The question of what advance in human self-understanding is to be expected from the almost exponential growth in technological sophistication is not an easy one--though perhaps it ought to be if, as is sometimes claimed, we are fast approaching such understanding. But even the question of what constitutes self-understanding is far from easy. Very often my patients would tell me that they would stop drinking to excess (or indulging in some other kind of patently self-destructive behavior) if only they understood why they did it. "What," I asked them, "would count as an explanation? Give me an example."

They were never able to do so. Their very attempts died on their lips as they made them. Was it their genes, their peculiar biochemistry, their upbringing, their drinking environment, the price of alcohol? (There is a strong inverse relationship in any society between the quantity of alcohol consumed per capita and its price.) Some algebraic combination of all these? No human being believes or can possibly believe this of himself, except perhaps for self-exculpatory purposes that he knows in his heart to be dishonest. It is possible to believe it only of others. The man who claims to understand himself in this fashion is like an army that declares victory and goes home.

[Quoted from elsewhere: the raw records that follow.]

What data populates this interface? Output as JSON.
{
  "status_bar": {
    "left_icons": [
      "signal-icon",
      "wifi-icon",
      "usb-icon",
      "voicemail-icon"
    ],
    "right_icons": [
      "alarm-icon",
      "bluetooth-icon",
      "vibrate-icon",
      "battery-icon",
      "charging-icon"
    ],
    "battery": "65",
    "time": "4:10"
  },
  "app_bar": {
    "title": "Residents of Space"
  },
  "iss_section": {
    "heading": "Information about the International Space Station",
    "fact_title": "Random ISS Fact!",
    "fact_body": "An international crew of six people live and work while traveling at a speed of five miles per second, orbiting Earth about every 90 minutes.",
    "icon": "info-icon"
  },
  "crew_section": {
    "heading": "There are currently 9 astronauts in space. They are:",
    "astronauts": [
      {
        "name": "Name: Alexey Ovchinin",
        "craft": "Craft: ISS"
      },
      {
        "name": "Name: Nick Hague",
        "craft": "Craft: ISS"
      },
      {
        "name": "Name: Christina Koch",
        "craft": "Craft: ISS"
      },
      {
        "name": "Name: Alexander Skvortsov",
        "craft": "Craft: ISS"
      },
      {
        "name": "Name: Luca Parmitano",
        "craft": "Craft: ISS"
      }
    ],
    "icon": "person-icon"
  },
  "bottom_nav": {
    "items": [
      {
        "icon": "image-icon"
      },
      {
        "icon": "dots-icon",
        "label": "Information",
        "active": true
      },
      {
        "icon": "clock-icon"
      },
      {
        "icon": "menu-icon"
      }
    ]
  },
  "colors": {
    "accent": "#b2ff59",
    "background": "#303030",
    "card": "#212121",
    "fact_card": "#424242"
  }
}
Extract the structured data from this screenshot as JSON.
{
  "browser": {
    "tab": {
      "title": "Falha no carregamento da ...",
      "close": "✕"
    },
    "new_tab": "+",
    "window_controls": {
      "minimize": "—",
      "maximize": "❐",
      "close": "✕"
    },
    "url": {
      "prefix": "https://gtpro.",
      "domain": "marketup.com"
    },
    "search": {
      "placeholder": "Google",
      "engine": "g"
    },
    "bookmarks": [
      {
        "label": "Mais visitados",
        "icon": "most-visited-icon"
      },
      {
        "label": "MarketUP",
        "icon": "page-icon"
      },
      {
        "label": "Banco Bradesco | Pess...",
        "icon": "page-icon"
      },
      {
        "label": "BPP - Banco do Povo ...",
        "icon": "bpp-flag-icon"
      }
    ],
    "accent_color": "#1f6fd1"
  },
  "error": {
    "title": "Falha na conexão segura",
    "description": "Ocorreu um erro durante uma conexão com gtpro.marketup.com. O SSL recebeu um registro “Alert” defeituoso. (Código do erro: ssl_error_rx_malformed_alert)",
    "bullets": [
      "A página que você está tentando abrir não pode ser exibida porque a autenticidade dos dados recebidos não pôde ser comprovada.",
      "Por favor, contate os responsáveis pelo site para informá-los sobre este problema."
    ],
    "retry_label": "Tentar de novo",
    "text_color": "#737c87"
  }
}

Of course, intellectuals are as avid for fame and power as for truth, and deep skepticism or the acknowledgment of radical ignorance is not the way to create a following. Claims to total understanding, at least in outline, of human existence have not been lacking, most notably in the last century by Marxists and Freudians, with Behaviorists coming in a poor third. No human conduct ever puzzled a psychoanalyst, at least not for long, only until he had successfully fitted a few facts into the Procrustean bed of his theoretical presuppositions; likewise no Marxist possessed of the laws of dialectical materialism ever found any historical development surprising.

The rest of this article is only available to active members of Questia

Sign up now for a free, 1-day trial and receive full access to:

  • Questia's entire collection
  • Automatic bibliography creation
  • More helpful research tools like notes, citations, and highlights
  • Ad-free environment

Already a member? Log in now.

Notes for this article

Add a new note
If you are trying to select text to create highlights or citations, remember that you must now click or tap on the first word, and then click or tap on the last word.
Loading One moment ...
Project items
Cite this article

Cited article

Citations are available only to our active members.
Sign up now to cite pages or passages in MLA, APA and Chicago citation styles.

Cited article

Under the Scientific Bo Tree


Text size Smaller Larger
Search within

Search within this article

Look up

Look up a word

  • Dictionary
  • Thesaurus
Please submit a word or phrase above.
Print this page

Print this page

Why can't I print more than one page at a time?

While we understand printed pages are helpful to our users, this limitation is necessary to help protect our publishers' copyrighted material and prevent its unlawful distribution. We are sorry for any inconvenience.
Full screen

matching results for page

Cited passage

Citations are available only to our active members.
Sign up now to cite pages or passages in MLA, APA and Chicago citation styles.

Cited passage

Welcome to the new Questia Reader

The Questia Reader has been updated to provide you with an even better online reading experience.  It is now 100% Responsive, which means you can read our books and articles on any sized device you wish.  All of your favorite tools like notes, highlights, and citations are still here, but the way you select text has been updated to be easier to use, especially on touchscreen devices.  Here's how:

1. Click or tap the first word you want to select.
2. Click or tap the last word you want to select.

OK, got it!

Thanks for trying Questia!

Please continue trying out our research tools, but please note, full functionality is available only to our active members.

Your work will be lost once you leave this Web page.

For full access in an ad-free environment, sign up now for a FREE, 1-day trial.

Already a member? Log in now.

Are you sure you want to delete this highlight?